Provided entries START

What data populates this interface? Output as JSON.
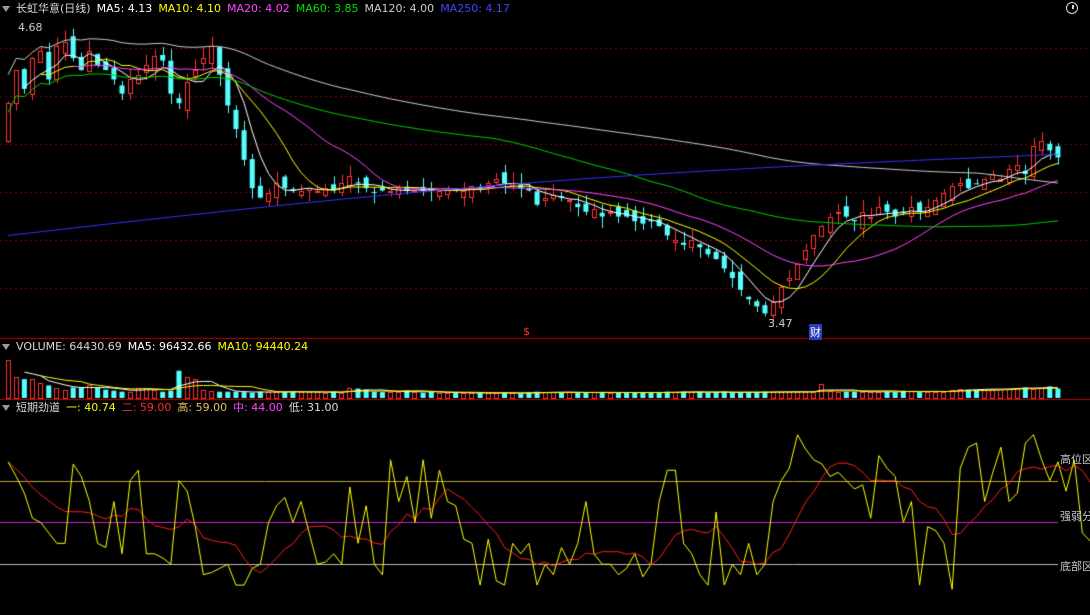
{
  "price_header": {
    "title": "长虹华意(日线)",
    "ma5": "MA5: 4.13",
    "ma10": "MA10: 4.10",
    "ma20": "MA20: 4.02",
    "ma60": "MA60: 3.85",
    "ma120": "MA120: 4.00",
    "ma250": "MA250: 4.17"
  },
  "volume_header": {
    "volume": "VOLUME: 64430.69",
    "ma5": "MA5: 96432.66",
    "ma10": "MA10: 94440.24"
  },
  "indicator_header": {
    "name": "短期劲道",
    "line1": "一: 40.74",
    "line2": "二: 59.00",
    "high": "高: 59.00",
    "mid": "中: 44.00",
    "low": "低: 31.00"
  },
  "annotations": {
    "high_price": "4.68",
    "low_price": "3.47",
    "dividend_marker": "$",
    "finance_marker": "财"
  },
  "indicator_levels": {
    "high": "高位区",
    "mid": "强弱分界",
    "low": "底部区"
  },
  "colors": {
    "up": "#ff3232",
    "down": "#54ffff",
    "ma5": "#ffffff",
    "ma10": "#ffff00",
    "ma20": "#ff44ff",
    "ma60": "#00cc00",
    "ma120": "#cccccc",
    "ma250": "#3333ff",
    "grid": "#7a0000",
    "separator": "#c00000",
    "ind1": "#ffff00",
    "ind2": "#ff1f1f",
    "level_high": "#b8a040",
    "level_mid": "#cc22cc",
    "level_low": "#bbbbbb"
  },
  "series": {
    "closes": [
      4.36,
      4.5,
      4.42,
      4.55,
      4.58,
      4.46,
      4.6,
      4.62,
      4.55,
      4.5,
      4.58,
      4.52,
      4.5,
      4.46,
      4.4,
      4.46,
      4.48,
      4.52,
      4.56,
      4.54,
      4.4,
      4.36,
      4.45,
      4.5,
      4.55,
      4.6,
      4.48,
      4.35,
      4.25,
      4.12,
      4.0,
      3.96,
      3.98,
      4.02,
      4.0,
      3.99,
      3.99,
      4.0,
      3.99,
      4.0,
      3.99,
      4.02,
      4.05,
      4.02,
      4.0,
      3.98,
      3.99,
      3.99,
      4.0,
      3.99,
      3.99,
      3.99,
      3.99,
      3.99,
      4.0,
      3.99,
      3.99,
      4.01,
      4.0,
      4.02,
      4.04,
      4.02,
      4.02,
      4.0,
      3.99,
      3.93,
      3.96,
      3.97,
      3.96,
      3.95,
      3.92,
      3.9,
      3.91,
      3.88,
      3.9,
      3.88,
      3.88,
      3.86,
      3.85,
      3.86,
      3.84,
      3.8,
      3.78,
      3.76,
      3.78,
      3.75,
      3.72,
      3.7,
      3.66,
      3.62,
      3.57,
      3.53,
      3.5,
      3.47,
      3.52,
      3.58,
      3.62,
      3.68,
      3.74,
      3.8,
      3.84,
      3.88,
      3.9,
      3.88,
      3.86,
      3.9,
      3.88,
      3.92,
      3.9,
      3.88,
      3.9,
      3.92,
      3.9,
      3.92,
      3.95,
      3.98,
      4.01,
      4.02,
      4.0,
      4.02,
      4.04,
      4.06,
      4.04,
      4.08,
      4.1,
      4.06,
      4.18,
      4.2,
      4.16,
      4.13
    ],
    "volumes": [
      1.8,
      1.0,
      0.9,
      0.9,
      0.7,
      0.6,
      0.5,
      0.4,
      0.5,
      0.5,
      0.6,
      0.5,
      0.4,
      0.35,
      0.3,
      0.3,
      0.5,
      0.5,
      0.4,
      0.3,
      0.35,
      1.3,
      1.0,
      0.9,
      0.4,
      0.35,
      0.3,
      0.3,
      0.3,
      0.28,
      0.25,
      0.3,
      0.3,
      0.28,
      0.3,
      0.3,
      0.3,
      0.28,
      0.28,
      0.25,
      0.3,
      0.25,
      0.5,
      0.45,
      0.4,
      0.3,
      0.28,
      0.28,
      0.3,
      0.35,
      0.3,
      0.25,
      0.3,
      0.25,
      0.25,
      0.25,
      0.22,
      0.25,
      0.25,
      0.22,
      0.25,
      0.25,
      0.25,
      0.22,
      0.25,
      0.3,
      0.28,
      0.3,
      0.25,
      0.28,
      0.25,
      0.25,
      0.28,
      0.25,
      0.25,
      0.25,
      0.28,
      0.25,
      0.25,
      0.28,
      0.25,
      0.3,
      0.28,
      0.3,
      0.3,
      0.28,
      0.25,
      0.28,
      0.3,
      0.25,
      0.25,
      0.28,
      0.28,
      0.3,
      0.3,
      0.28,
      0.3,
      0.3,
      0.3,
      0.3,
      0.65,
      0.35,
      0.3,
      0.3,
      0.3,
      0.3,
      0.28,
      0.3,
      0.3,
      0.28,
      0.35,
      0.35,
      0.28,
      0.3,
      0.3,
      0.3,
      0.4,
      0.45,
      0.4,
      0.4,
      0.4,
      0.45,
      0.45,
      0.45,
      0.5,
      0.5,
      0.45,
      0.5,
      0.55,
      0.45
    ],
    "ind1": [
      79,
      72,
      64,
      52,
      50,
      45,
      40,
      40,
      78,
      72,
      60,
      40,
      38,
      60,
      35,
      70,
      75,
      35,
      35,
      33,
      30,
      70,
      65,
      48,
      25,
      26,
      28,
      30,
      20,
      20,
      28,
      30,
      50,
      58,
      62,
      50,
      60,
      45,
      30,
      31,
      35,
      30,
      67,
      40,
      58,
      30,
      25,
      80,
      60,
      72,
      50,
      80,
      52,
      75,
      60,
      58,
      42,
      40,
      20,
      42,
      22,
      20,
      40,
      35,
      40,
      20,
      30,
      25,
      38,
      30,
      40,
      60,
      35,
      30,
      30,
      25,
      28,
      35,
      24,
      30,
      60,
      75,
      75,
      40,
      35,
      25,
      20,
      55,
      20,
      30,
      25,
      40,
      25,
      30,
      60,
      70,
      76,
      92,
      85,
      80,
      78,
      72,
      74,
      70,
      66,
      68,
      52,
      82,
      76,
      72,
      50,
      60,
      20,
      48,
      46,
      40,
      18,
      76,
      86,
      88,
      60,
      74,
      86,
      60,
      64,
      88,
      92,
      80,
      70,
      79,
      65,
      80,
      45,
      41
    ]
  }
}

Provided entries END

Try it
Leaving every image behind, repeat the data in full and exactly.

Response below
What data populates this interface? Output as JSON.
{
  "price_header": {
    "title": "长虹华意(日线)",
    "ma5": "MA5: 4.13",
    "ma10": "MA10: 4.10",
    "ma20": "MA20: 4.02",
    "ma60": "MA60: 3.85",
    "ma120": "MA120: 4.00",
    "ma250": "MA250: 4.17"
  },
  "volume_header": {
    "volume": "VOLUME: 64430.69",
    "ma5": "MA5: 96432.66",
    "ma10": "MA10: 94440.24"
  },
  "indicator_header": {
    "name": "短期劲道",
    "line1": "一: 40.74",
    "line2": "二: 59.00",
    "high": "高: 59.00",
    "mid": "中: 44.00",
    "low": "低: 31.00"
  },
  "annotations": {
    "high_price": "4.68",
    "low_price": "3.47",
    "dividend_marker": "$",
    "finance_marker": "财"
  },
  "indicator_levels": {
    "high": "高位区",
    "mid": "强弱分界",
    "low": "底部区"
  },
  "colors": {
    "up": "#ff3232",
    "down": "#54ffff",
    "ma5": "#ffffff",
    "ma10": "#ffff00",
    "ma20": "#ff44ff",
    "ma60": "#00cc00",
    "ma120": "#cccccc",
    "ma250": "#3333ff",
    "grid": "#7a0000",
    "separator": "#c00000",
    "ind1": "#ffff00",
    "ind2": "#ff1f1f",
    "level_high": "#b8a040",
    "level_mid": "#cc22cc",
    "level_low": "#bbbbbb"
  },
  "series": {
    "closes": [
      4.36,
      4.5,
      4.42,
      4.55,
      4.58,
      4.46,
      4.6,
      4.62,
      4.55,
      4.5,
      4.58,
      4.52,
      4.5,
      4.46,
      4.4,
      4.46,
      4.48,
      4.52,
      4.56,
      4.54,
      4.4,
      4.36,
      4.45,
      4.5,
      4.55,
      4.6,
      4.48,
      4.35,
      4.25,
      4.12,
      4.0,
      3.96,
      3.98,
      4.02,
      4.0,
      3.99,
      3.99,
      4.0,
      3.99,
      4.0,
      3.99,
      4.02,
      4.05,
      4.02,
      4.0,
      3.98,
      3.99,
      3.99,
      4.0,
      3.99,
      3.99,
      3.99,
      3.99,
      3.99,
      4.0,
      3.99,
      3.99,
      4.01,
      4.0,
      4.02,
      4.04,
      4.02,
      4.02,
      4.0,
      3.99,
      3.93,
      3.96,
      3.97,
      3.96,
      3.95,
      3.92,
      3.9,
      3.91,
      3.88,
      3.9,
      3.88,
      3.88,
      3.86,
      3.85,
      3.86,
      3.84,
      3.8,
      3.78,
      3.76,
      3.78,
      3.75,
      3.72,
      3.7,
      3.66,
      3.62,
      3.57,
      3.53,
      3.5,
      3.47,
      3.52,
      3.58,
      3.62,
      3.68,
      3.74,
      3.8,
      3.84,
      3.88,
      3.9,
      3.88,
      3.86,
      3.9,
      3.88,
      3.92,
      3.9,
      3.88,
      3.9,
      3.92,
      3.9,
      3.92,
      3.95,
      3.98,
      4.01,
      4.02,
      4.0,
      4.02,
      4.04,
      4.06,
      4.04,
      4.08,
      4.1,
      4.06,
      4.18,
      4.2,
      4.16,
      4.13
    ],
    "volumes": [
      1.8,
      1.0,
      0.9,
      0.9,
      0.7,
      0.6,
      0.5,
      0.4,
      0.5,
      0.5,
      0.6,
      0.5,
      0.4,
      0.35,
      0.3,
      0.3,
      0.5,
      0.5,
      0.4,
      0.3,
      0.35,
      1.3,
      1.0,
      0.9,
      0.4,
      0.35,
      0.3,
      0.3,
      0.3,
      0.28,
      0.25,
      0.3,
      0.3,
      0.28,
      0.3,
      0.3,
      0.3,
      0.28,
      0.28,
      0.25,
      0.3,
      0.25,
      0.5,
      0.45,
      0.4,
      0.3,
      0.28,
      0.28,
      0.3,
      0.35,
      0.3,
      0.25,
      0.3,
      0.25,
      0.25,
      0.25,
      0.22,
      0.25,
      0.25,
      0.22,
      0.25,
      0.25,
      0.25,
      0.22,
      0.25,
      0.3,
      0.28,
      0.3,
      0.25,
      0.28,
      0.25,
      0.25,
      0.28,
      0.25,
      0.25,
      0.25,
      0.28,
      0.25,
      0.25,
      0.28,
      0.25,
      0.3,
      0.28,
      0.3,
      0.3,
      0.28,
      0.25,
      0.28,
      0.3,
      0.25,
      0.25,
      0.28,
      0.28,
      0.3,
      0.3,
      0.28,
      0.3,
      0.3,
      0.3,
      0.3,
      0.65,
      0.35,
      0.3,
      0.3,
      0.3,
      0.3,
      0.28,
      0.3,
      0.3,
      0.28,
      0.35,
      0.35,
      0.28,
      0.3,
      0.3,
      0.3,
      0.4,
      0.45,
      0.4,
      0.4,
      0.4,
      0.45,
      0.45,
      0.45,
      0.5,
      0.5,
      0.45,
      0.5,
      0.55,
      0.45
    ],
    "ind1": [
      79,
      72,
      64,
      52,
      50,
      45,
      40,
      40,
      78,
      72,
      60,
      40,
      38,
      60,
      35,
      70,
      75,
      35,
      35,
      33,
      30,
      70,
      65,
      48,
      25,
      26,
      28,
      30,
      20,
      20,
      28,
      30,
      50,
      58,
      62,
      50,
      60,
      45,
      30,
      31,
      35,
      30,
      67,
      40,
      58,
      30,
      25,
      80,
      60,
      72,
      50,
      80,
      52,
      75,
      60,
      58,
      42,
      40,
      20,
      42,
      22,
      20,
      40,
      35,
      40,
      20,
      30,
      25,
      38,
      30,
      40,
      60,
      35,
      30,
      30,
      25,
      28,
      35,
      24,
      30,
      60,
      75,
      75,
      40,
      35,
      25,
      20,
      55,
      20,
      30,
      25,
      40,
      25,
      30,
      60,
      70,
      76,
      92,
      85,
      80,
      78,
      72,
      74,
      70,
      66,
      68,
      52,
      82,
      76,
      72,
      50,
      60,
      20,
      48,
      46,
      40,
      18,
      76,
      86,
      88,
      60,
      74,
      86,
      60,
      64,
      88,
      92,
      80,
      70,
      79,
      65,
      80,
      45,
      41
    ]
  }
}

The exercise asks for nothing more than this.